Last year, Maggi, Nestle India’s biggest product was accused of breaking health and safety laws in the country. The resulting 5-month ban cost the international firm a whopping $347 million in losses and payments. While Nestle was suffering due to a lack of market intelligence, a small, relatively unknown, competitor by the name of Ramdev marketed his brand of quick noodles as healthier and cheaper than Maggi, building a niche for himself.

Ramdev’s marketing strategy for his noodles was straight out of a competitive intelligence textbook. Unfortunately, not many firms use this little-known, yet widely effective, business strategy.

According to the Harvard Business Review, 49% of competitive intelligence analysts believe that their findings do not affect the decision-making process. Yet, the integration of competitive intelligence in mainstream decision-making continuously proves beneficial. According to stats offered by Track Maven, 90% of the Fortune 500 companies use data collected by competitive intelligence in medium to long-term decision making.

What is Competitive Intelligence (CI)?

Competitive intelligence refers to the collection of any and every kind of information about your firm’s market and using that information to make decisions that facilitate constant change. The main aim of gathering such intelligence is coming across opportunities and risks before they come across you.

CI isn’t Just About Competition

First up, it’s important to understand that even though it’s called ‘competitive’ intelligence, CI’s really more about the entire market, its intricacies and where it’ll go in the future. According to AMZInsight’s CMO, “CI is actually about figuring out the entire platform you’re performing on so you can become more agile, adaptive, flexible in your decisions and immune to sudden changes.”

Integrating CI in Decisions

As we’ve learned, CI is about collating market data and keeping an eye on a multitude of management perspectives and possibilities. CI-based decisions involve studying current industry mechanics, predicting what will happen in the future and making decisions based on these predictions. However, people who collect and analyze information have a very different outlook from managers, who have to translate those insights into hands-on, flexible strategies across all platforms of their business.

While intelligence experts have to make the information understandable, managers need to make it personal (for their firm).

How can the two work together?

The CI Department

The first step is to form a separate department for intelligence management – and not one of those tactical subdivisions located five floors away from top executives. Invest a good load of money in it.

The department must be headed by a CI manager – someone who understands raw data, makes it fathomable for the layperson and offer company-wide changes based on the data.

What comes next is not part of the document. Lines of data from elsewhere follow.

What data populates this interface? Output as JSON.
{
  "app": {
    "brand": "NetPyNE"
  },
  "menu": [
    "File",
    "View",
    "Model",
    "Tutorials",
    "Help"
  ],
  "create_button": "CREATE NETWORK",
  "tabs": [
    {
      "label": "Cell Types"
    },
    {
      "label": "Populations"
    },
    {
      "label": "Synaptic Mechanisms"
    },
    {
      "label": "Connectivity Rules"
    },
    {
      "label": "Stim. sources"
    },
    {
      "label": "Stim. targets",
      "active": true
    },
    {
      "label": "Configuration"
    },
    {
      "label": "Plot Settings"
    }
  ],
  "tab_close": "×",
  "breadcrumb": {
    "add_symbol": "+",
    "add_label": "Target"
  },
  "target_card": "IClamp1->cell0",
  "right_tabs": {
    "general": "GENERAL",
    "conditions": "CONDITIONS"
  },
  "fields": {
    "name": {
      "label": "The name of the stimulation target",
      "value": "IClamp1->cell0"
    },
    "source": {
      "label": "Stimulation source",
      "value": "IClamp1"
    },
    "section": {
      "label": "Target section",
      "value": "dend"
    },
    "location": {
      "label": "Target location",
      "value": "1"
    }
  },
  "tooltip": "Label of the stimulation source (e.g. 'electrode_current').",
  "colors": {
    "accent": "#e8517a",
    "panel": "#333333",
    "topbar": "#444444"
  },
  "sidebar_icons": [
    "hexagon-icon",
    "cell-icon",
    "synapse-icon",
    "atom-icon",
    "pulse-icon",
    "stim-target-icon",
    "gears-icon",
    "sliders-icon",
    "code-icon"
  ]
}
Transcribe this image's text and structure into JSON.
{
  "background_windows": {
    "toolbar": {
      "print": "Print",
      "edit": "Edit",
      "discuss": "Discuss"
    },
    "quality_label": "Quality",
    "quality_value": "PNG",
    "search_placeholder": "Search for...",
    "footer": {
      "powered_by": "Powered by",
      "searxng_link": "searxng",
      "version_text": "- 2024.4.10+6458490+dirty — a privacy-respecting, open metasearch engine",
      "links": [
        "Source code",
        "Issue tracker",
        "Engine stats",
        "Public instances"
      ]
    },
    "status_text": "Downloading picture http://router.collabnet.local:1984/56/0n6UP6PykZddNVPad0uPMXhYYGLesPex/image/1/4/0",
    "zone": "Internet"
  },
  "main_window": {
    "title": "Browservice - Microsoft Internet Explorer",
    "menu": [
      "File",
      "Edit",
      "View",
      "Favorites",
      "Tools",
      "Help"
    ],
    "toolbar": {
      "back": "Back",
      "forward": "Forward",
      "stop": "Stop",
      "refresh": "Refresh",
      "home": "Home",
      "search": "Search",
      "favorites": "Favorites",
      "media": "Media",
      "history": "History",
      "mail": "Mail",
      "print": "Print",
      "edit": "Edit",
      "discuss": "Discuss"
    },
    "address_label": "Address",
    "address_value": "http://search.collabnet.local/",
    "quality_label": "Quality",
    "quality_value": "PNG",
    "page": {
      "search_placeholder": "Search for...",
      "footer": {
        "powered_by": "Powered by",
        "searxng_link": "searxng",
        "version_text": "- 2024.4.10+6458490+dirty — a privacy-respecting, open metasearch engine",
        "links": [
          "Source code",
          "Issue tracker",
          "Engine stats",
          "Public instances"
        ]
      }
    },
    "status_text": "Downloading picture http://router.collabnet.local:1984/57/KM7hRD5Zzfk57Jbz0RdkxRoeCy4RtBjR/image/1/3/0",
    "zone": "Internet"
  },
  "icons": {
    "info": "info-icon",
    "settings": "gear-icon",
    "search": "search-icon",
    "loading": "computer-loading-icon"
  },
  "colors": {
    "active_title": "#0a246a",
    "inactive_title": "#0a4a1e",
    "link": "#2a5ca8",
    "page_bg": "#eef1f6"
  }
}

The CI department’s initial goals can be based on market challenges and threats to the firm and how they can be tackled. Don’t define how intelligence is to be collected – leave that to the experts you’ve hired. Instead, sit with the CI manager and decide how raw data can be turned into visions you can act upon. This will be achieved by some combination of human evaluation and technical support analysis.

Finally, since many people in your firm will still be hostile to an initiative they view as waste, you can also develop performance indicators and measurement systems for the CI department.

Implementing CI Management

Implementing decisions made on the basis of the data collected will be much harder, especially given that not everyone in the firm will back CI’s ambiguity-based decisions.

You can begin with a single department – one that can absorb a CI-based strategy to their systems with ease. The marketing department would be the smart choice, as it already thrives on market intelligence. If CI integration works there, you can start integrating it in other departments.

Can CI be used in Innovation?

It’s still very hard to say if CI can provide usable data besides things like patent information.

Nevertheless, firms like Intel use a combination of technological surveillance and competitive intelligence to keep tabs on the latest research material, technical developments and experiments in their field.

One should remember how important it is to keep tabs on technological developments. It once took decades for the next big innovation – that’s no longer the case, with new iPhones coming in every year and VR following augmented reality in a just a few years. Given the speed and quantity of advancements rolling out every second, CI’s role in innovation is only going to go uphill.